I sold my 1994 Mazda 626 -- affectionately called "The Green
Monster" -- to a neighbor about two years ago. The car had served
me well and still had enough life left to see his two teenagers
through those dicey "new driver" years. I'm happy to report that
the teens and car are all doing well.
In its place, I bought a used 2004 Honda Civic from a no-frills
used-car wholesaler. When I walked into the office, the salesman
gruffly explained, "We don't do financing here. Cash only." That
suited me fine. I always pay cash for a car. In fact, I'd been
slowly saving up for this car since the day I bought the Mazda. And
of course, I'm already saving up for the next one.
And while it might seem unpatriotic, it's been a while since I've
owned an American-made car. Yes, that's a picture of me sitting in
a classic Lincoln Continental Convertible. I won't give away my age
-- but the car was built in 1966 and I was a teenager when this
picture was taken.
But I might consider going back to an American-made car for my next
You see, I plan on making a nice little bankroll thanks to an
all-American car company:
. I might repay the favor with my next car purchase.
I've already received one paycheck of $68.90. My next payment, due
in August, will be a little over $70.
But there are millions of Ford investors that aren't getting paid.
On any given day, about 100 million shares of Ford traded hands...
and not one of those common shares has paid a cent in four years.
Mutual funds aren't being paid.
funds aren't being paid. University endowments aren't being paid.
And retail investors aren't being paid, either.
So what's the secret? How am I able to get paid 8% a year to invest
in a company that doesn't pay a cent in dividends?
The key is where to look.
For most major companies, the common stock is one of the last
places you should look for income. All the companies in the S&P
500 combine to pay an average
of about 2%. Yes, a handful pay more, but they're the outliers.
But lots of companies also issue debt securities to help fund their
business. And unlike years past, a large number of these securities
now trade on the New York Stock Exchange.
These securities are called exchange-traded bonds -- and I've
noticed that they're growing rapidly in popularity. Instead of
dealing with the
markets, investors simply buy the exchange-traded bonds like they
would a stock. Most trade near their par value (usually $25) and
pay interest quarterly.
The Ford bonds that pay me so handsomely trade under the ticker
FCJ. Each quarter I receive $0.475 per share for a yield of nearly
8%. As long as Ford can keep the lights on -- very likely
considering they didn't take a bailout and have more than $30
billion in cash -- I should be locked-in to this income stream.
It's a game plan that my colleague Carla Pasternak and I have been
following for awhile now. Between the portfolios of our three
premium income newsletters --
The Daily Paycheck
-- we hold nearly a dozen such bonds.
The best news is that there's so much variety out there for income

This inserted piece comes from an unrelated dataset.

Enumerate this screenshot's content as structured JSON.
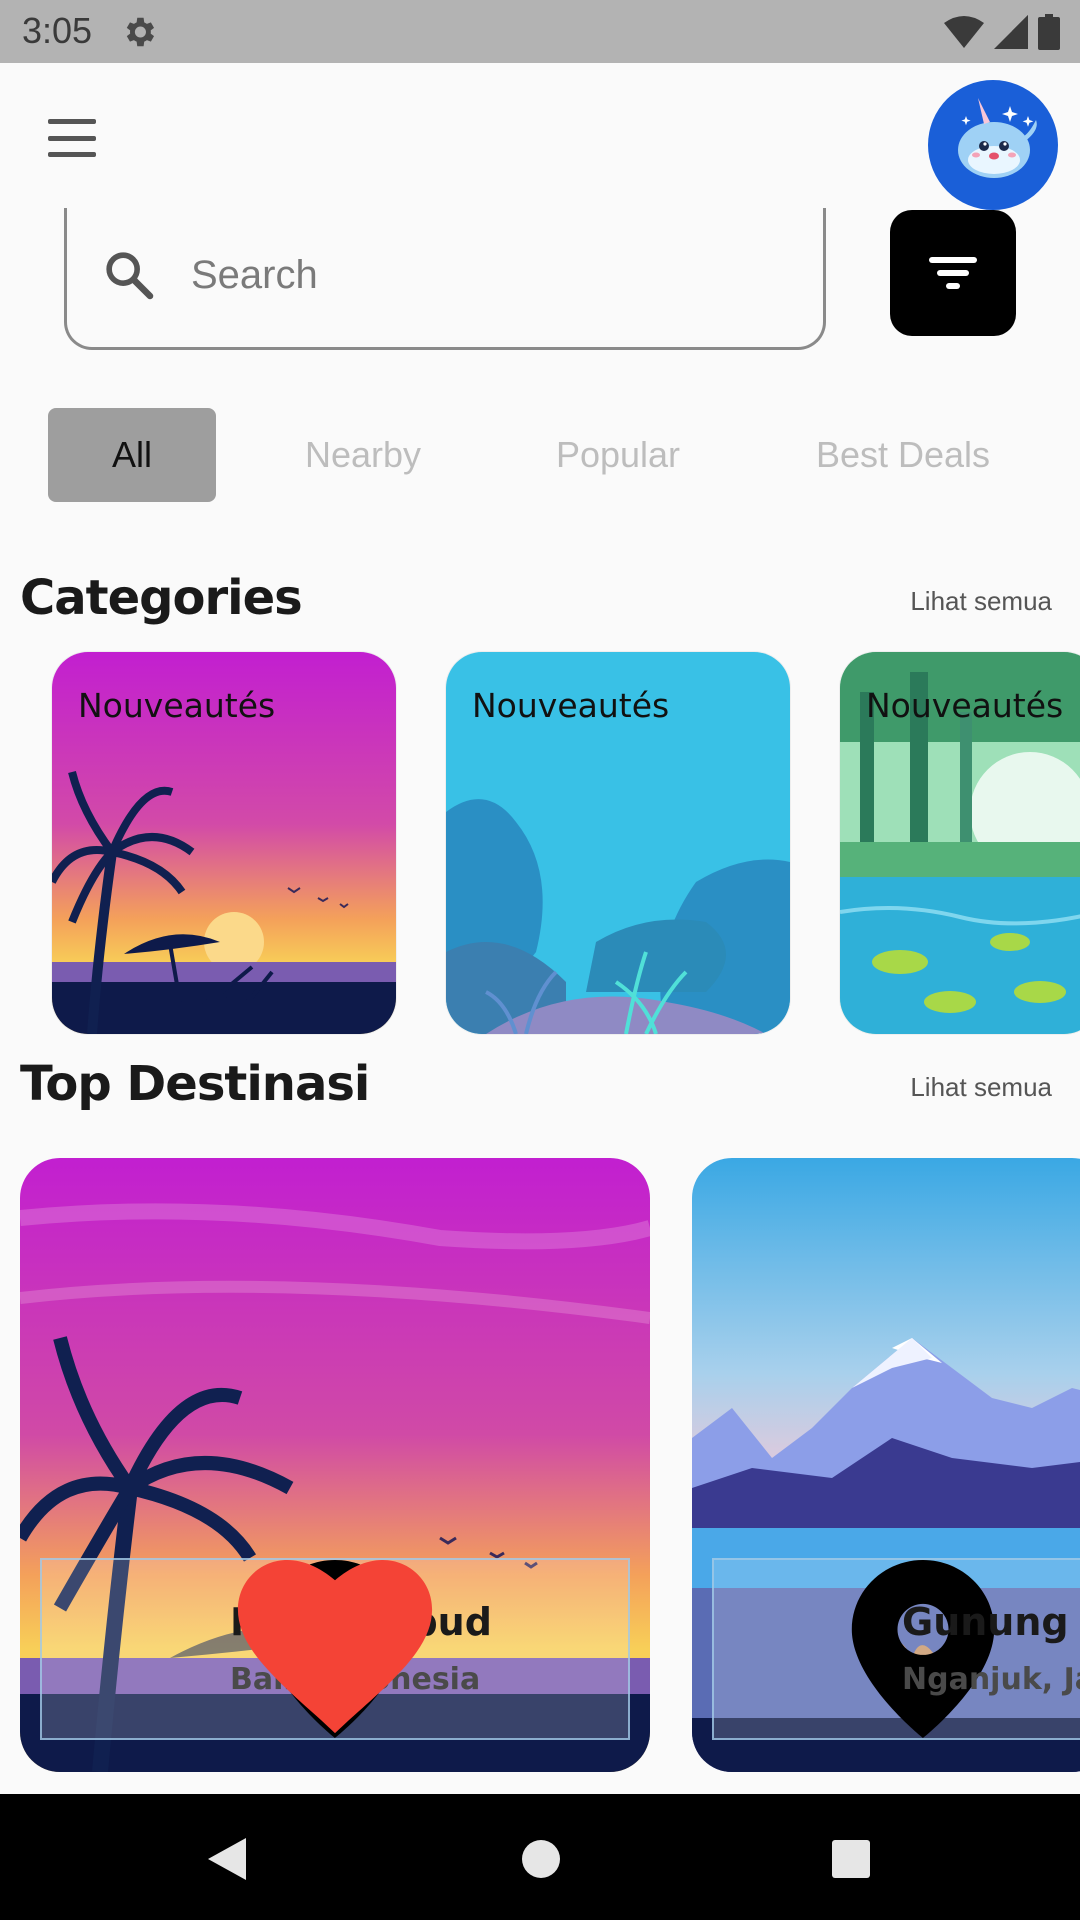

investors. If you don't like Ford's prospects, just look for
exchange-traded bonds from a company you do like.
P.S. If you want to hunt for exchange-traded bonds on your own,
. Simply enter the ticker of the company in the top right and then
click on "Find All Related Securities" on the subsequent page. If
there are bonds available, you'll see an entire list.
-- Amy Calistri
Amy Calistri is the Lead Investment Analyst behind
StreetAuthority's Stock of the Month
The Daily Paycheck
. Amy has broad experience in finance, including helping to manage
over $5 million in trust funds for a non-profit. Before joining
StreetAuthority, she created and taught online investment courses
and National City Corporation and even worked with noted economist
James Galbraith, with whom she authored several publications.